## Work required
Could you show all lines in the entries below that contain the string "Level"?

## Input data
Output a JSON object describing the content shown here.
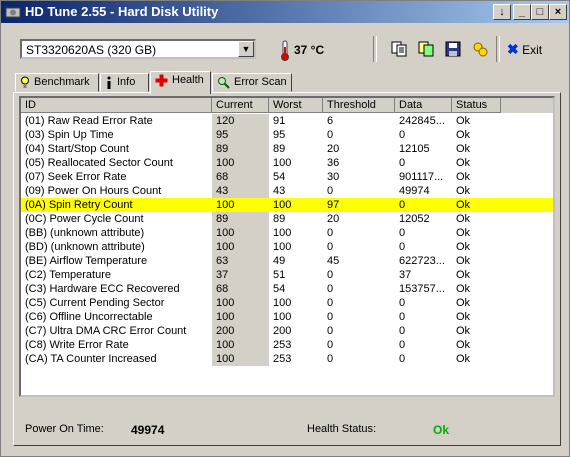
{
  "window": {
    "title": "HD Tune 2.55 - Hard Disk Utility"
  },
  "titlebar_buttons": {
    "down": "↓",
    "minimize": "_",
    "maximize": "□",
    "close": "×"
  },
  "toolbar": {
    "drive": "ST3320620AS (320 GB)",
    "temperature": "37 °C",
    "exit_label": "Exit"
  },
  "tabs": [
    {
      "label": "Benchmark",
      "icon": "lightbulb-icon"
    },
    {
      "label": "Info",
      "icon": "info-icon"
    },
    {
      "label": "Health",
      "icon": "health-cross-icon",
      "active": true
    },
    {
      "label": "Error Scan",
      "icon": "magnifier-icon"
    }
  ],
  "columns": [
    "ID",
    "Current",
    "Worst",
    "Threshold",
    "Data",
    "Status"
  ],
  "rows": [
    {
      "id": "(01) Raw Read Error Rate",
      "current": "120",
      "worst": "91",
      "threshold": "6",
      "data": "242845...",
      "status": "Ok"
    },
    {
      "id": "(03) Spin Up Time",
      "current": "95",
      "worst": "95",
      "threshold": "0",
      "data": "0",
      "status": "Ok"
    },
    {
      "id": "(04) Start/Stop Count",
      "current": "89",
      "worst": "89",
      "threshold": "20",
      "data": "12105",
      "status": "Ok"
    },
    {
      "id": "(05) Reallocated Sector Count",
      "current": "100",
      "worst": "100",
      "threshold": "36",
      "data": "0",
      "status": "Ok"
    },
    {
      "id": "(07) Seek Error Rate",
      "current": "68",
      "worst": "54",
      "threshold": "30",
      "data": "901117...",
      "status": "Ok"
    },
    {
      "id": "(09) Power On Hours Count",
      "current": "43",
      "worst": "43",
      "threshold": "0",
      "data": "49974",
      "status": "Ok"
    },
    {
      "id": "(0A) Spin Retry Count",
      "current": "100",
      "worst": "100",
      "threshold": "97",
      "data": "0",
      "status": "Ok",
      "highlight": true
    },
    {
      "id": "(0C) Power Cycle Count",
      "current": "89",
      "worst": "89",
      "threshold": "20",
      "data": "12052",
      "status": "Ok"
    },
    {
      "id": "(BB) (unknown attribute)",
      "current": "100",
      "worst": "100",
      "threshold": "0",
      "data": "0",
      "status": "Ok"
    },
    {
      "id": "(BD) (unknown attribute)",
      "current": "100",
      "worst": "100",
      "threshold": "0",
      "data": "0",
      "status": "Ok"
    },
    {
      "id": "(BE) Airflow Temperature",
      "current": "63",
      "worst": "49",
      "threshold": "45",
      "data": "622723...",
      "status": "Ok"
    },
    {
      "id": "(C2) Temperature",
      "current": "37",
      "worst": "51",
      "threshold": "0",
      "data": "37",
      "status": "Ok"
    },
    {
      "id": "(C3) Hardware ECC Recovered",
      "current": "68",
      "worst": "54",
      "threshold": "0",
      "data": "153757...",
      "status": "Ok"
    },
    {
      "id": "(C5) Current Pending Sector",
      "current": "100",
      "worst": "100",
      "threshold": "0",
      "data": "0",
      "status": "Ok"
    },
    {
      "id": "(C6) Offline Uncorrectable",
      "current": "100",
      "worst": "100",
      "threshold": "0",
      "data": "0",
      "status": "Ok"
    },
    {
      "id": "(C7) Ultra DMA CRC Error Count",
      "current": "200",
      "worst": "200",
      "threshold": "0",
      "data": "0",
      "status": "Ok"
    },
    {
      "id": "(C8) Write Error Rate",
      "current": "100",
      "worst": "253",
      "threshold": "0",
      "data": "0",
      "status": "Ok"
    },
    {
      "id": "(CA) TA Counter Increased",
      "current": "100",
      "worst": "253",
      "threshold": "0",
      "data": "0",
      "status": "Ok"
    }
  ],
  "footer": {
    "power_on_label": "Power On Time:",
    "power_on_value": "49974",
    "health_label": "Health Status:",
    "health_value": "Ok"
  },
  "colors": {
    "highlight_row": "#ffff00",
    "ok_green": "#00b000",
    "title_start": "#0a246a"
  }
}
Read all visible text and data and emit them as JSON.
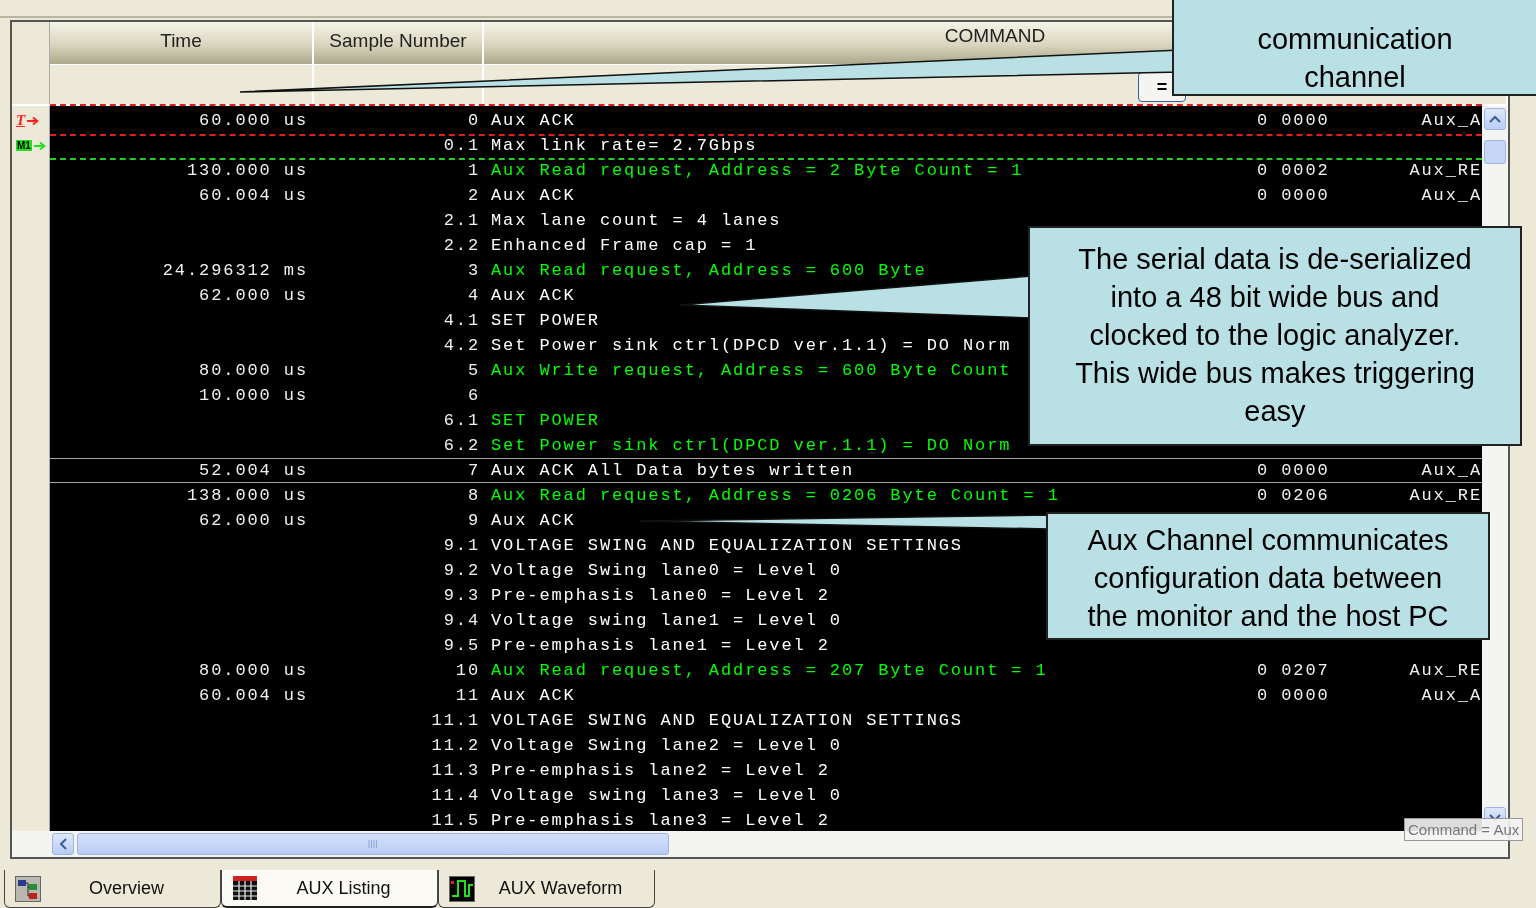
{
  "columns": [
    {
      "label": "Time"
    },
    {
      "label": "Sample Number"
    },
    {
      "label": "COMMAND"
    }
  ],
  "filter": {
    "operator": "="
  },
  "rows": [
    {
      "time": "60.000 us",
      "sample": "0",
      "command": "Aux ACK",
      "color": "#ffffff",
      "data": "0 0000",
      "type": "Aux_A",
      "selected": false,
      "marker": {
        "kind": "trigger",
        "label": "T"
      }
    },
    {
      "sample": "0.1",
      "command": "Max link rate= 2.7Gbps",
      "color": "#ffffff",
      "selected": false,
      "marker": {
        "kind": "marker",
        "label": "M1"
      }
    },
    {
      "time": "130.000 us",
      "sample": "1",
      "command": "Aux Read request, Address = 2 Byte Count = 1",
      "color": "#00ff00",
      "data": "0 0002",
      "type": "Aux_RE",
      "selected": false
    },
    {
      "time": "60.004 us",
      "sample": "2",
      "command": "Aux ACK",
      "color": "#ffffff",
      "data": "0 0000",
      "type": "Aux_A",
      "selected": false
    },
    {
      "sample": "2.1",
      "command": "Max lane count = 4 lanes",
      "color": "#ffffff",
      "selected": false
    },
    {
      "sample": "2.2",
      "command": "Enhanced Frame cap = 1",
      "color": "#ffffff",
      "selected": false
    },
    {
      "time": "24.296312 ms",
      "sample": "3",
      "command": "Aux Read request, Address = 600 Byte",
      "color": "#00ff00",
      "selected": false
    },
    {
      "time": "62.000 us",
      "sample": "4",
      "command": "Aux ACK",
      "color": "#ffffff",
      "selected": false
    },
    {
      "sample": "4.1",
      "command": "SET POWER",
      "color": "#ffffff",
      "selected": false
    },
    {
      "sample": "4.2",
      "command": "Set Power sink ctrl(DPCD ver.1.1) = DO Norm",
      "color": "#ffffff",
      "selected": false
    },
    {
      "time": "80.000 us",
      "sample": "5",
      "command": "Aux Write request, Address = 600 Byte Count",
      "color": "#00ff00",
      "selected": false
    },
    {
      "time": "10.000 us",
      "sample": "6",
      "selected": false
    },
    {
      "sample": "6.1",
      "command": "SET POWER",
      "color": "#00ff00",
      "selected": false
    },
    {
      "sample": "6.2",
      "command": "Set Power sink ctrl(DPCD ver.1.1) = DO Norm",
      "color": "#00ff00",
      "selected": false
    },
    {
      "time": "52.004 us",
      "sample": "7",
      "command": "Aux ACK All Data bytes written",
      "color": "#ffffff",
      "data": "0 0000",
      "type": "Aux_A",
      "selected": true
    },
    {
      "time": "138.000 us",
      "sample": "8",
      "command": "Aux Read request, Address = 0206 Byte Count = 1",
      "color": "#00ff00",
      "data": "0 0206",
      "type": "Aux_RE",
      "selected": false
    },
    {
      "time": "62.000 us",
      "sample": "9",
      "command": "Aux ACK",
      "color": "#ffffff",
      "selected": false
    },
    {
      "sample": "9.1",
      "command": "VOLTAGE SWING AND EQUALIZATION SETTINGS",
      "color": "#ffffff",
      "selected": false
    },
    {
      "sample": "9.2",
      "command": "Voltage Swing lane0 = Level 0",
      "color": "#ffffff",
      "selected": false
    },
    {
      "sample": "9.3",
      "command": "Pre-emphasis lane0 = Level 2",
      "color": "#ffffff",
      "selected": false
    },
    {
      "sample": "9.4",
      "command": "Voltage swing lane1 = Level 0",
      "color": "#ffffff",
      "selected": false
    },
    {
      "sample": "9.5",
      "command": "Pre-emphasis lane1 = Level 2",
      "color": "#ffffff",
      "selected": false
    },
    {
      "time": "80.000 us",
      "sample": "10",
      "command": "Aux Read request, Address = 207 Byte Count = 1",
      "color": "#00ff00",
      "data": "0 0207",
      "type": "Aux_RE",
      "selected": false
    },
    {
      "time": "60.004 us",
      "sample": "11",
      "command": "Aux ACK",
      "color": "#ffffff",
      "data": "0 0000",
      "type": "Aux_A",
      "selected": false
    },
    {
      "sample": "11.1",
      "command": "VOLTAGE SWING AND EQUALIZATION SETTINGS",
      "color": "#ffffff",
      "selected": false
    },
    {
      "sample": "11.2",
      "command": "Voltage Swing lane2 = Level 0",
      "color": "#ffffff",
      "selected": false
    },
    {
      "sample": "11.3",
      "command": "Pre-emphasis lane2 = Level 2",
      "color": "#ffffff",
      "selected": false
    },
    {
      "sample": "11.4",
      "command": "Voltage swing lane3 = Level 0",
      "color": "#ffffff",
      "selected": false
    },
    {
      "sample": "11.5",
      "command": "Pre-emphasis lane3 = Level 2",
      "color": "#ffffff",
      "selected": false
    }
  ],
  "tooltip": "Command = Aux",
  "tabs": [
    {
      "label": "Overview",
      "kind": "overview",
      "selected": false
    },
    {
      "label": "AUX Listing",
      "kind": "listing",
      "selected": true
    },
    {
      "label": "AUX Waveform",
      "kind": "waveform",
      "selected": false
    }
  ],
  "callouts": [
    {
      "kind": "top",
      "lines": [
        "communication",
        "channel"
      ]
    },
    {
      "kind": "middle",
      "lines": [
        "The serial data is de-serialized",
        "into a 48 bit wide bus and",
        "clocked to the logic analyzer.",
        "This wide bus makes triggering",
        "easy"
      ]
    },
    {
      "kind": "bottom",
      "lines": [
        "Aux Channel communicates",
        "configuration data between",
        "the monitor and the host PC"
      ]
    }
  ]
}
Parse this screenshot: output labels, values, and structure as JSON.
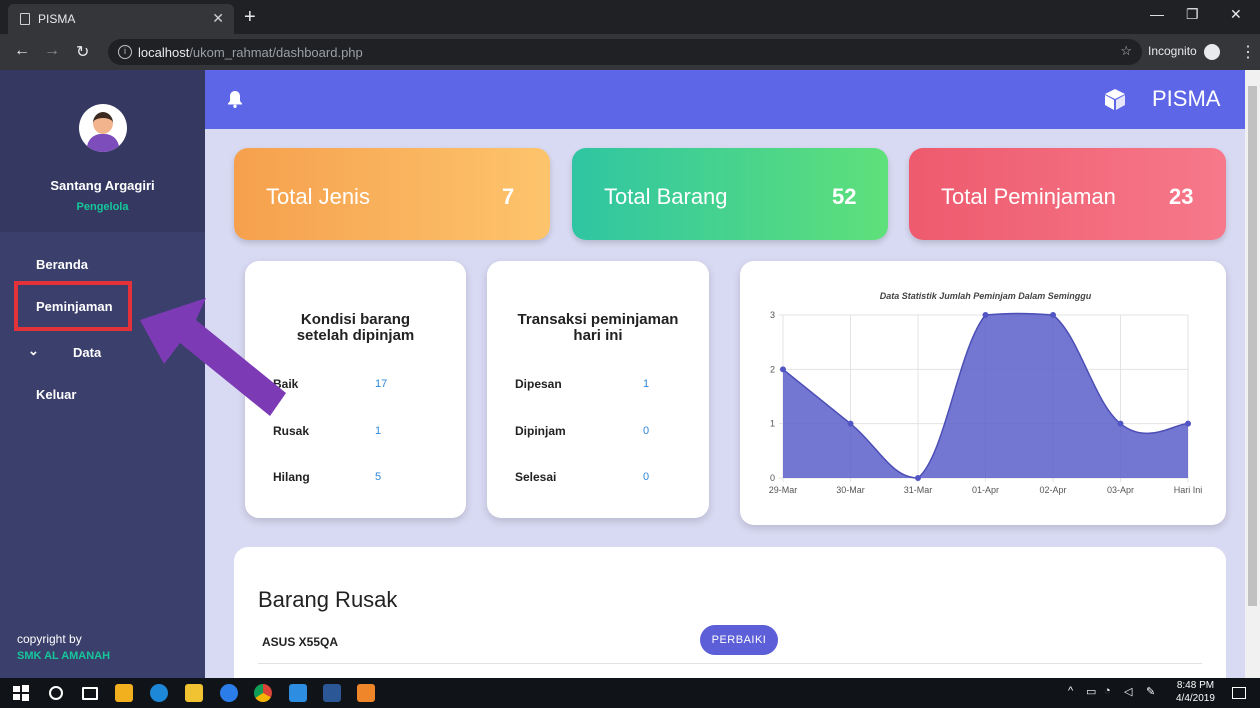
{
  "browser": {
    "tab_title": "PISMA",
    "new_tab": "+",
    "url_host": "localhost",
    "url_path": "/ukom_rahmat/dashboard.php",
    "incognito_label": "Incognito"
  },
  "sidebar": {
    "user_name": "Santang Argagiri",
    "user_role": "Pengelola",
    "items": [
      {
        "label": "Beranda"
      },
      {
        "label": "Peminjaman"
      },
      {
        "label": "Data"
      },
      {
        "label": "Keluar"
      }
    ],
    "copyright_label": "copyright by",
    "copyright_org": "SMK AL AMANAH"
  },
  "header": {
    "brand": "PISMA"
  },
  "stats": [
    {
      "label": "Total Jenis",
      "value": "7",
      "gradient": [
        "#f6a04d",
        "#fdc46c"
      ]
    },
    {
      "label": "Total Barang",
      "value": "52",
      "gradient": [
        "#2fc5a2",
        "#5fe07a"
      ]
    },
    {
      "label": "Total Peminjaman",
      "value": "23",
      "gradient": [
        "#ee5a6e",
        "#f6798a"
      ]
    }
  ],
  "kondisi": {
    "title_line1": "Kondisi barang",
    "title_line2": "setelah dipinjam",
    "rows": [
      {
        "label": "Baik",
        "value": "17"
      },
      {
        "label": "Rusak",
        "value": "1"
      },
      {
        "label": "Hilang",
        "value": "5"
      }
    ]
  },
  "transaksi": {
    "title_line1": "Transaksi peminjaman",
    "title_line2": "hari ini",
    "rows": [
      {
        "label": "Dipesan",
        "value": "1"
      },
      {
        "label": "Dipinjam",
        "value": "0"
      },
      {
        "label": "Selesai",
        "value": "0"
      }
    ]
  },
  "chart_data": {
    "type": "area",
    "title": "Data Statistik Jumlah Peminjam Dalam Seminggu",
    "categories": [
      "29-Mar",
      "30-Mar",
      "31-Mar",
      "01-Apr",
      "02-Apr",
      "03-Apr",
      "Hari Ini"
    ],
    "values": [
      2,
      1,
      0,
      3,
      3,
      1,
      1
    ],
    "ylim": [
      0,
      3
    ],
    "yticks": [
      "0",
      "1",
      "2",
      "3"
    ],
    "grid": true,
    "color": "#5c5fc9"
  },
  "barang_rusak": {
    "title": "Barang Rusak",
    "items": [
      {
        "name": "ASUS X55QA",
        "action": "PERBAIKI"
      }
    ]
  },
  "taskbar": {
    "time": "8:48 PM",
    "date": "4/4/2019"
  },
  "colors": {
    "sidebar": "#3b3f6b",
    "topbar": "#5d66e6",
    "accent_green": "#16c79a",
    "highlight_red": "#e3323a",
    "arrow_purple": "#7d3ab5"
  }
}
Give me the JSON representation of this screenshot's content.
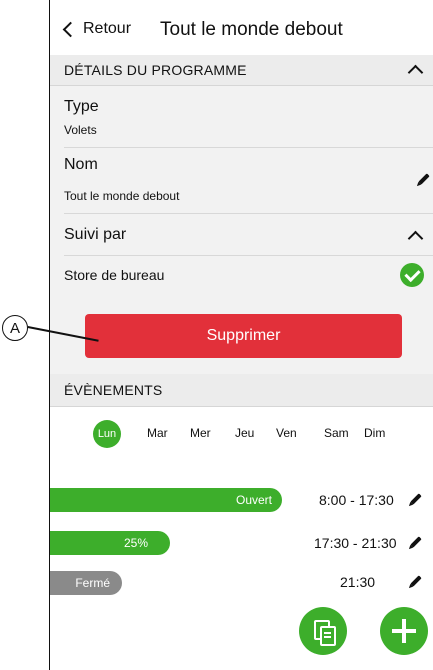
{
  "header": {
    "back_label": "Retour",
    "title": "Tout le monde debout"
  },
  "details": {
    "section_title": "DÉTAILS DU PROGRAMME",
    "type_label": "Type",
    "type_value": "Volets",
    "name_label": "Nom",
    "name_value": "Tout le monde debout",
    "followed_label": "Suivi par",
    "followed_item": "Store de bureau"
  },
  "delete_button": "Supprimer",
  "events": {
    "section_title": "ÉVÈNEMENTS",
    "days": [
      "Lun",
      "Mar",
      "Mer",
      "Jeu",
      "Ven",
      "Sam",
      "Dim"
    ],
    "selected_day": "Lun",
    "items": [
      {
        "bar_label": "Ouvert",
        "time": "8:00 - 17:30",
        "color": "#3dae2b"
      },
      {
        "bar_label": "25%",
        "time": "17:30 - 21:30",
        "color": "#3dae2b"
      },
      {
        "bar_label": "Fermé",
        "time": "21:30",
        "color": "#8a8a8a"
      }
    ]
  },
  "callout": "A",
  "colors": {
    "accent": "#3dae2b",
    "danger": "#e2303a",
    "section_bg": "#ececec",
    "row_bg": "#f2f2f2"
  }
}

## Answer section
      "command": "Voltage Swing lane0 = Level 0",
      "command": "Pre-emphasis lane0 = Level 2",
      "command": "Voltage swing lane1 = Level 0",
      "command": "Pre-emphasis lane1 = Level 2",
      "command": "Voltage Swing lane2 = Level 0",
      "command": "Pre-emphasis lane2 = Level 2",
      "command": "Voltage swing lane3 = Level 0",
      "command": "Pre-emphasis lane3 = Level 2",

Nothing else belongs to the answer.